(Stored dataset items)
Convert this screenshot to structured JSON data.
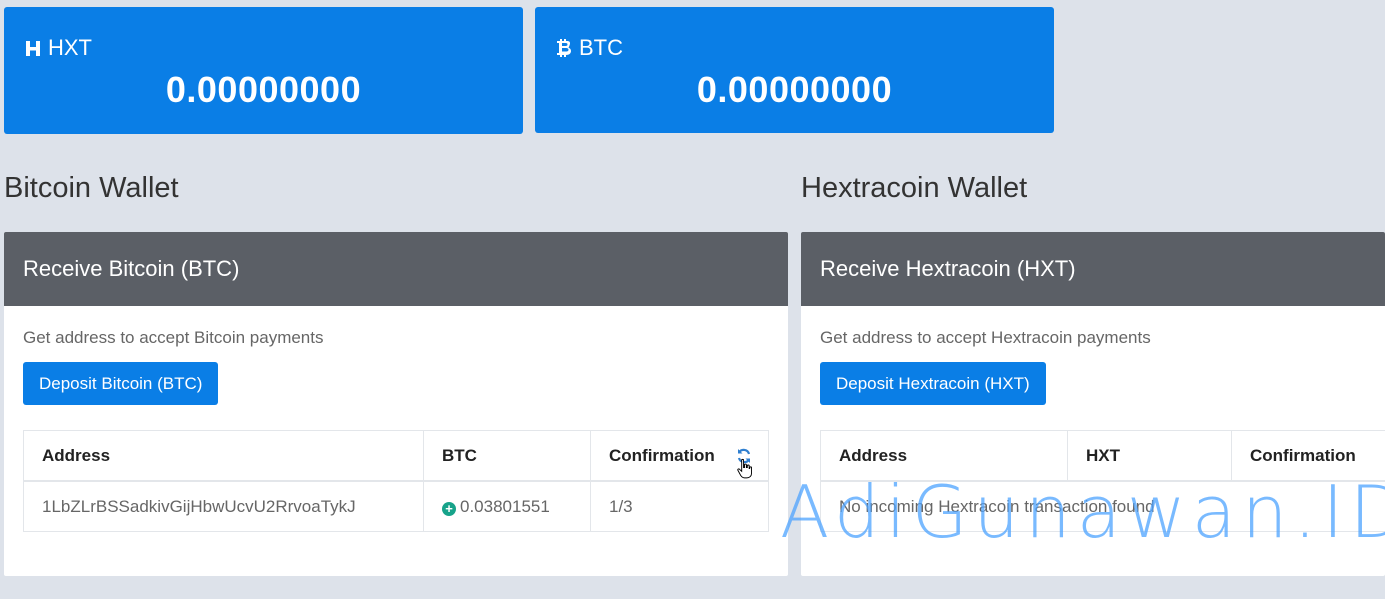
{
  "balances": [
    {
      "currency": "HXT",
      "amount": "0.00000000",
      "icon": "hextracoin-icon"
    },
    {
      "currency": "BTC",
      "amount": "0.00000000",
      "icon": "bitcoin-icon"
    }
  ],
  "bitcoin_wallet": {
    "title": "Bitcoin Wallet",
    "header": "Receive Bitcoin (BTC)",
    "description": "Get address to accept Bitcoin payments",
    "deposit_label": "Deposit Bitcoin (BTC)",
    "columns": [
      "Address",
      "BTC",
      "Confirmation"
    ],
    "rows": [
      {
        "address": "1LbZLrBSSadkivGijHbwUcvU2RrvoaTykJ",
        "amount": "0.03801551",
        "confirmation": "1/3"
      }
    ]
  },
  "hextracoin_wallet": {
    "title": "Hextracoin Wallet",
    "header": "Receive Hextracoin (HXT)",
    "description": "Get address to accept Hextracoin payments",
    "deposit_label": "Deposit Hextracoin (HXT)",
    "columns": [
      "Address",
      "HXT",
      "Confirmation"
    ],
    "empty_message": "No incoming Hextracoin transaction found"
  },
  "watermark": "AdiGunawan.ID",
  "colors": {
    "accent": "#0a7ee6",
    "panel_header": "#5b5f66",
    "background": "#dde2ea",
    "positive": "#17a38a"
  }
}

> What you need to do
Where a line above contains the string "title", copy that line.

> Response area
    "title": "Bitcoin Wallet",
    "title": "Hextracoin Wallet",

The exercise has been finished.